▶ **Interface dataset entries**
■ ■ ■ ■ ■

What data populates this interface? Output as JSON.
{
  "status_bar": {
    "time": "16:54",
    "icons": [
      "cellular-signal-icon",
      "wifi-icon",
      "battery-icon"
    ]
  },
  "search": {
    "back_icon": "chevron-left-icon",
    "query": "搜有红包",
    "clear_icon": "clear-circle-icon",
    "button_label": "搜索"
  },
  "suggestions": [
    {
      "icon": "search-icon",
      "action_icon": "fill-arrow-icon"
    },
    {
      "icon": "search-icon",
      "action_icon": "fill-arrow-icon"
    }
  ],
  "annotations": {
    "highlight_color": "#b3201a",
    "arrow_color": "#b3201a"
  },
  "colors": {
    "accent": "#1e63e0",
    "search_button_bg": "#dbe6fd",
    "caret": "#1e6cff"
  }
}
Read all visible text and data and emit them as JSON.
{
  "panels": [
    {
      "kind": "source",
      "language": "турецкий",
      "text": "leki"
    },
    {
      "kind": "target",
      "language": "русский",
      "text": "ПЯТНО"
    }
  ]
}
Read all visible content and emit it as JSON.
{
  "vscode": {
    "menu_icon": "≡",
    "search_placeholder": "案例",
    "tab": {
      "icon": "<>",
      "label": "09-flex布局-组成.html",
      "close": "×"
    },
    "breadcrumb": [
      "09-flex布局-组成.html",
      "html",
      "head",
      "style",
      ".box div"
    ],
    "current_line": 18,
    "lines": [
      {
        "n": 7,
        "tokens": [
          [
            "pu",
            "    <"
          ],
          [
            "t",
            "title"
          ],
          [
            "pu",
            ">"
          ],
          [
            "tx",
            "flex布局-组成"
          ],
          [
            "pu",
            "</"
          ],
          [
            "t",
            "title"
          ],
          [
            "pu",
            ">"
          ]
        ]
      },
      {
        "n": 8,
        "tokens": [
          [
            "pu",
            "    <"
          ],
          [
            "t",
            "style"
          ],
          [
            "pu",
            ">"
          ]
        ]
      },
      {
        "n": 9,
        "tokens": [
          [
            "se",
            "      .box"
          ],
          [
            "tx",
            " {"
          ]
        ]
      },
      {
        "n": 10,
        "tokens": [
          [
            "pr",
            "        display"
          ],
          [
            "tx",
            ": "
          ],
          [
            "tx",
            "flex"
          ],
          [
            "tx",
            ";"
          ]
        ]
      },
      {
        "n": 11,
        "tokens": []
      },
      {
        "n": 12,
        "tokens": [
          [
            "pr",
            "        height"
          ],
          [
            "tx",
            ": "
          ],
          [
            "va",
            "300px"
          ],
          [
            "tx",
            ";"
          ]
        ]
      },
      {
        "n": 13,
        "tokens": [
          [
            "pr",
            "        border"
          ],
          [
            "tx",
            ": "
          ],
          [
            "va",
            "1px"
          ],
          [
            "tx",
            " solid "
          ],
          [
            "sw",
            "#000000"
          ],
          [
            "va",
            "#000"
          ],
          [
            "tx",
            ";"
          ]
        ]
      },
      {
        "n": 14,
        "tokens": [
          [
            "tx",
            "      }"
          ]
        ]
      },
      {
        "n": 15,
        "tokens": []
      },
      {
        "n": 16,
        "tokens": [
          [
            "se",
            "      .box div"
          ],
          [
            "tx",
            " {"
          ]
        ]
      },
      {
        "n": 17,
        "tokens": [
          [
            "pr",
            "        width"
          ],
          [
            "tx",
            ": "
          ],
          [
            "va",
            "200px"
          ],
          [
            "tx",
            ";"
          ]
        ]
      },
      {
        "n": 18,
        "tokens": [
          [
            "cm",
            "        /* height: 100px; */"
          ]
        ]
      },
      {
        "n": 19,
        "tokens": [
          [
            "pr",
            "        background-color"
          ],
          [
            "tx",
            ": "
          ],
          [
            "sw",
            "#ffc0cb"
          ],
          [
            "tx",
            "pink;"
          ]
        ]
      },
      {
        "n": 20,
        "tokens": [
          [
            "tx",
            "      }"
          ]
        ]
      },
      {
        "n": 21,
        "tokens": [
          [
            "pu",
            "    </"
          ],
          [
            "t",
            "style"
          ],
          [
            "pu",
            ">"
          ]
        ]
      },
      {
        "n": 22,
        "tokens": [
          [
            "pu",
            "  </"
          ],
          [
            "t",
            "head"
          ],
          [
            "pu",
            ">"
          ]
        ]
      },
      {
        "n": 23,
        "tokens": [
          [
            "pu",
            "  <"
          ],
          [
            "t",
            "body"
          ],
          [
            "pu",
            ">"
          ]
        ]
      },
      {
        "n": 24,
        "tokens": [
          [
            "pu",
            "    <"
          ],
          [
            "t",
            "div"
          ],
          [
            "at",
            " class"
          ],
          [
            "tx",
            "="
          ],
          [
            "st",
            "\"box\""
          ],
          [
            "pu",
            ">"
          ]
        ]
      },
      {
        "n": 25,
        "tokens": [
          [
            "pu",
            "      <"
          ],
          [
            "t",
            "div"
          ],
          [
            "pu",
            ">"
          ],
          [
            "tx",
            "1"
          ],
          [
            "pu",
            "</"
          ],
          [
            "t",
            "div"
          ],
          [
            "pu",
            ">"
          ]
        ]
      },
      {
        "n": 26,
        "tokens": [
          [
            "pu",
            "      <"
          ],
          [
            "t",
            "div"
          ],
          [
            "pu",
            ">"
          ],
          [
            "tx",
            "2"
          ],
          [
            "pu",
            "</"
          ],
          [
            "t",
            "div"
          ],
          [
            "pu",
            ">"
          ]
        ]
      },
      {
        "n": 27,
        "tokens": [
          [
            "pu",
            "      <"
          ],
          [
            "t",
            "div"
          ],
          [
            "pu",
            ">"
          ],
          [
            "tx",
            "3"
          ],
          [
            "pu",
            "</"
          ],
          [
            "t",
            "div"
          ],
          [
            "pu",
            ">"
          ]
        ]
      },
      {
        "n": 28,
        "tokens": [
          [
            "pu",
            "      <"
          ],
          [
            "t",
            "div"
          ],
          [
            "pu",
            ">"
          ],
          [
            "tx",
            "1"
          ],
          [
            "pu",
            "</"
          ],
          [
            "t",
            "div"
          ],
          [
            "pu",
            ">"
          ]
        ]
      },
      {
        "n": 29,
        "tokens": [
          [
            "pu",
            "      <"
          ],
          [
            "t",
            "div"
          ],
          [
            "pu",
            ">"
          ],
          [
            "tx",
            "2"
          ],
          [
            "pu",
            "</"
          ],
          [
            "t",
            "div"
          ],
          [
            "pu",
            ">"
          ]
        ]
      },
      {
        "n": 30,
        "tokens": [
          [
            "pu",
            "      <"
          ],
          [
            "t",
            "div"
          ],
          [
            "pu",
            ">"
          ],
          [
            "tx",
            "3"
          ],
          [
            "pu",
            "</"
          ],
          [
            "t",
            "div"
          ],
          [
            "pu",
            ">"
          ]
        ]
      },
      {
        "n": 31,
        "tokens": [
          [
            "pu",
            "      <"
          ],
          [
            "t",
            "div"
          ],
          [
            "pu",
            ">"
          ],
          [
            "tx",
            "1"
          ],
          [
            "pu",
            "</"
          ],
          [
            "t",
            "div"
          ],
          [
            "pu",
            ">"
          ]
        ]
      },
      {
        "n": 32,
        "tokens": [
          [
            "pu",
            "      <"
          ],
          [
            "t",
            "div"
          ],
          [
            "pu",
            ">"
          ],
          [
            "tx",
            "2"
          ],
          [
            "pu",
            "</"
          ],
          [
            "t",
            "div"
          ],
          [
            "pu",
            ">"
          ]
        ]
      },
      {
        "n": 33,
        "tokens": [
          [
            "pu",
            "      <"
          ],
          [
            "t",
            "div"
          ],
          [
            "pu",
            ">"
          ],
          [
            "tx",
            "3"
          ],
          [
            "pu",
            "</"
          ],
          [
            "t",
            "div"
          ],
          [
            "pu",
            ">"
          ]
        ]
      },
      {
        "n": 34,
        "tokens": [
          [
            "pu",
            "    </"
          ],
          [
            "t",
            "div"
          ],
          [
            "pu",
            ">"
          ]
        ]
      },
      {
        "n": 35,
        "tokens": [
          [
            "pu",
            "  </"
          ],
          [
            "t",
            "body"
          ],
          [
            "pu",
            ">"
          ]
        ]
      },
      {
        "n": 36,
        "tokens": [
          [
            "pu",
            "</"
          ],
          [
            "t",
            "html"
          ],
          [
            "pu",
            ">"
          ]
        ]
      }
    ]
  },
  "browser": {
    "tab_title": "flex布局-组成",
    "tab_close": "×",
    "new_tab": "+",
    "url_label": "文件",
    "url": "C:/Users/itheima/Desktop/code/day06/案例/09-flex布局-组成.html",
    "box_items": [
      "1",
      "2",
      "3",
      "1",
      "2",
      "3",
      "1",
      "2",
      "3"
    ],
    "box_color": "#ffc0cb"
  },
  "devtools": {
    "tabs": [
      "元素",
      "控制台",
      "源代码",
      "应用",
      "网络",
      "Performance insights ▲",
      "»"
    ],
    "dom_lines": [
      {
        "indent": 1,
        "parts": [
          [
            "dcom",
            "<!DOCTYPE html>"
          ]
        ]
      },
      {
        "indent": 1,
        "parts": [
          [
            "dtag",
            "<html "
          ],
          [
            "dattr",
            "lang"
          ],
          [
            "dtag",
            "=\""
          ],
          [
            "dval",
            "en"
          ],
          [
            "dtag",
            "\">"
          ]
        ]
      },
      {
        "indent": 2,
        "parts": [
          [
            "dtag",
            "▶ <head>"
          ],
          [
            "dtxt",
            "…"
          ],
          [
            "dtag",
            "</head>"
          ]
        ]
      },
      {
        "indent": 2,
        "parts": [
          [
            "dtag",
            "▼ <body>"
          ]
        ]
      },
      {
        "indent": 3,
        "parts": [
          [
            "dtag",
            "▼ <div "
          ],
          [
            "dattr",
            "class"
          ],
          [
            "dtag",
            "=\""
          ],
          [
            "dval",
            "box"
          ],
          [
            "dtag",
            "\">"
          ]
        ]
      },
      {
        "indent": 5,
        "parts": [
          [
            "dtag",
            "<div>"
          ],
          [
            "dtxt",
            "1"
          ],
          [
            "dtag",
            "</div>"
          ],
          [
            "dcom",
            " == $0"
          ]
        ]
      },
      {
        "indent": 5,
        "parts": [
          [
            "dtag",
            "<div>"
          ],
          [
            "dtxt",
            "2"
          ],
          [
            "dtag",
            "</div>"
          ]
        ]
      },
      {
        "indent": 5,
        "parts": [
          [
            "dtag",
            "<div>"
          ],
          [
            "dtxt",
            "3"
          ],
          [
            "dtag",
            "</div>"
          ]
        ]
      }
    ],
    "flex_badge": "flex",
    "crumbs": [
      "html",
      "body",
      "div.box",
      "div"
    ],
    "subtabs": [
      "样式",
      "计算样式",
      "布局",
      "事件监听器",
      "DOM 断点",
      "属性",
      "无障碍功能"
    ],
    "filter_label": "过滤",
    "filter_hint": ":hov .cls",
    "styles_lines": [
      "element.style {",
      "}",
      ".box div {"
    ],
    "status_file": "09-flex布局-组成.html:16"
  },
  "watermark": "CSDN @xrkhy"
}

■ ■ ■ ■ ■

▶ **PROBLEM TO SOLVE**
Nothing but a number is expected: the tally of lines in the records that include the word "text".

▶ **RESPONSE AREA**
3